* EXERCISE: Your reply should hold every record exactly as given, with no pictures in it.

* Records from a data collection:
---*---
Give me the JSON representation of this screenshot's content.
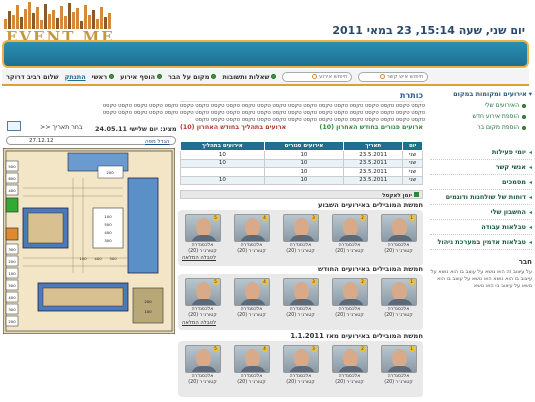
{
  "header": {
    "brand": "EVENT ME",
    "date": "יום שני, שעה 15:14, 23 במאי 2011"
  },
  "nav": {
    "items": [
      {
        "label": "שלום רביב דרוקר"
      },
      {
        "label": "התנתק"
      },
      {
        "label": "ראשי"
      },
      {
        "label": "הוסף אירוע"
      },
      {
        "label": "מקום על הבר"
      },
      {
        "label": "שאלות ותשובות"
      }
    ],
    "search1_placeholder": "חיפוש אירוע",
    "search2_placeholder": "חיפוש איש קשר"
  },
  "sidebar": {
    "heading": "אירועים ומקומות במקום",
    "links": [
      "האירועים שלי",
      "הוספת אירוע חדש",
      "הוספת מקום בר"
    ],
    "menu": [
      "יומי פעילות",
      "אנשי קשר",
      "מסמכים",
      "דוחות של שולחנות ודוגמים",
      "החשבון שלי",
      "טבלאות עבודה",
      "טבלאות אדמין במערכת ניהול"
    ],
    "friends_heading": "חבר",
    "friends_text": "על עיצוב זה הוא נושא על עוצב בו הוא נושא על עיצוב בו הוא נושא הוא נושא על עוצב בו הוא נושא על עיצוב בו הוא נושא"
  },
  "content": {
    "heading": "כותרת",
    "text": "טקסט טקסט טקסט טקסט טקסט טקסט טקסט טקסט טקסט טקסט טקסט טקסט טקסט טקסט טקסט טקסט טקסט טקסט טקסט טקסט טקסט טקסט טקסט טקסט טקסט טקסט טקסט טקסט טקסט טקסט טקסט טקסט טקסט טקסט טקסט טקסט טקסט טקסט טקסט טקסט טקסט טקסט טקסט טקסט טקסט טקסט טקסט טקסט טקסט טקסט טקסט טקסט טקסט טקסט טקסט טקסט טקסט"
  },
  "events": {
    "tab1": "ארועים פגורים בחודש האחרון (10)",
    "tab2": "ארועים בתהליך בחודש האחרון (10)",
    "columns": [
      "יום",
      "תאריך",
      "אירועים סגורים",
      "אירועים בתהליך"
    ],
    "rows": [
      [
        "שני",
        "23.5.2011",
        "10",
        "10"
      ],
      [
        "שני",
        "23.5.2011",
        "10",
        "10"
      ],
      [
        "שני",
        "23.5.2011",
        "10",
        ""
      ],
      [
        "שני",
        "23.5.2011",
        "10",
        "10"
      ]
    ],
    "footer": "יומן לאקסל"
  },
  "leaders": {
    "section1": "חמשת המובילים באירועים השבוע",
    "section2": "חמשת המובילים באירועים החודש",
    "section3": "חמשת המובילים באירועים מאז 1.1.2011",
    "person_name": "אלכסנדרה",
    "person_sub": "קטורנ׳ר (20)",
    "more": "לטבלה המלאה"
  },
  "left_panel": {
    "date_label": "מציג: יום שלישי 24.05.11",
    "change_date": "בחר תאריך <<",
    "date_input": "27.12.12",
    "map_link": "הגדל מפה",
    "map_numbers": [
      "500",
      "600",
      "400",
      "300",
      "200",
      "100",
      "500",
      "400",
      "300",
      "200",
      "100",
      "500",
      "400",
      "300",
      "200",
      "100",
      "400",
      "300",
      "200",
      "100"
    ]
  }
}
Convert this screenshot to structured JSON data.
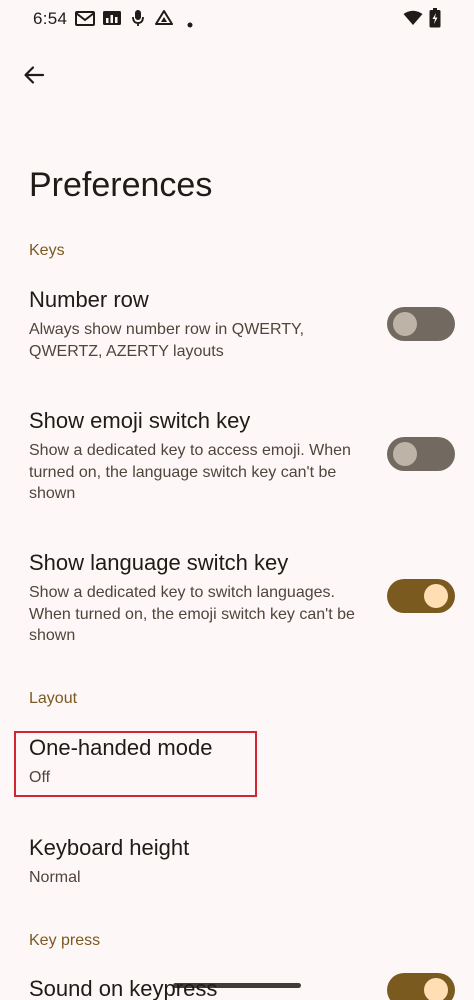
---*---
* FINAL ANSWER:
Give me the JSON representation of this screenshot's content.
{
  "header": {
    "brand": "EVENT ME",
    "date": "יום שני, שעה 15:14, 23 במאי 2011"
  },
  "nav": {
    "items": [
      {
        "label": "שלום רביב דרוקר"
      },
      {
        "label": "התנתק"
      },
      {
        "label": "ראשי"
      },
      {
        "label": "הוסף אירוע"
      },
      {
        "label": "מקום על הבר"
      },
      {
        "label": "שאלות ותשובות"
      }
    ],
    "search1_placeholder": "חיפוש אירוע",
    "search2_placeholder": "חיפוש איש קשר"
  },
  "sidebar": {
    "heading": "אירועים ומקומות במקום",
    "links": [
      "האירועים שלי",
      "הוספת אירוע חדש",
      "הוספת מקום בר"
    ],
    "menu": [
      "יומי פעילות",
      "אנשי קשר",
      "מסמכים",
      "דוחות של שולחנות ודוגמים",
      "החשבון שלי",
      "טבלאות עבודה",
      "טבלאות אדמין במערכת ניהול"
    ],
    "friends_heading": "חבר",
    "friends_text": "על עיצוב זה הוא נושא על עוצב בו הוא נושא על עיצוב בו הוא נושא הוא נושא על עוצב בו הוא נושא על עיצוב בו הוא נושא"
  },
  "content": {
    "heading": "כותרת",
    "text": "טקסט טקסט טקסט טקסט טקסט טקסט טקסט טקסט טקסט טקסט טקסט טקסט טקסט טקסט טקסט טקסט טקסט טקסט טקסט טקסט טקסט טקסט טקסט טקסט טקסט טקסט טקסט טקסט טקסט טקסט טקסט טקסט טקסט טקסט טקסט טקסט טקסט טקסט טקסט טקסט טקסט טקסט טקסט טקסט טקסט טקסט טקסט טקסט טקסט טקסט טקסט טקסט טקסט טקסט טקסט טקסט טקסט"
  },
  "events": {
    "tab1": "ארועים פגורים בחודש האחרון (10)",
    "tab2": "ארועים בתהליך בחודש האחרון (10)",
    "columns": [
      "יום",
      "תאריך",
      "אירועים סגורים",
      "אירועים בתהליך"
    ],
    "rows": [
      [
        "שני",
        "23.5.2011",
        "10",
        "10"
      ],
      [
        "שני",
        "23.5.2011",
        "10",
        "10"
      ],
      [
        "שני",
        "23.5.2011",
        "10",
        ""
      ],
      [
        "שני",
        "23.5.2011",
        "10",
        "10"
      ]
    ],
    "footer": "יומן לאקסל"
  },
  "leaders": {
    "section1": "חמשת המובילים באירועים השבוע",
    "section2": "חמשת המובילים באירועים החודש",
    "section3": "חמשת המובילים באירועים מאז 1.1.2011",
    "person_name": "אלכסנדרה",
    "person_sub": "קטורנ׳ר (20)",
    "more": "לטבלה המלאה"
  },
  "left_panel": {
    "date_label": "מציג: יום שלישי 24.05.11",
    "change_date": "בחר תאריך <<",
    "date_input": "27.12.12",
    "map_link": "הגדל מפה",
    "map_numbers": [
      "500",
      "600",
      "400",
      "300",
      "200",
      "100",
      "500",
      "400",
      "300",
      "200",
      "100",
      "500",
      "400",
      "300",
      "200",
      "100",
      "400",
      "300",
      "200",
      "100"
    ]
  }
}
Convert this screenshot to structured JSON data.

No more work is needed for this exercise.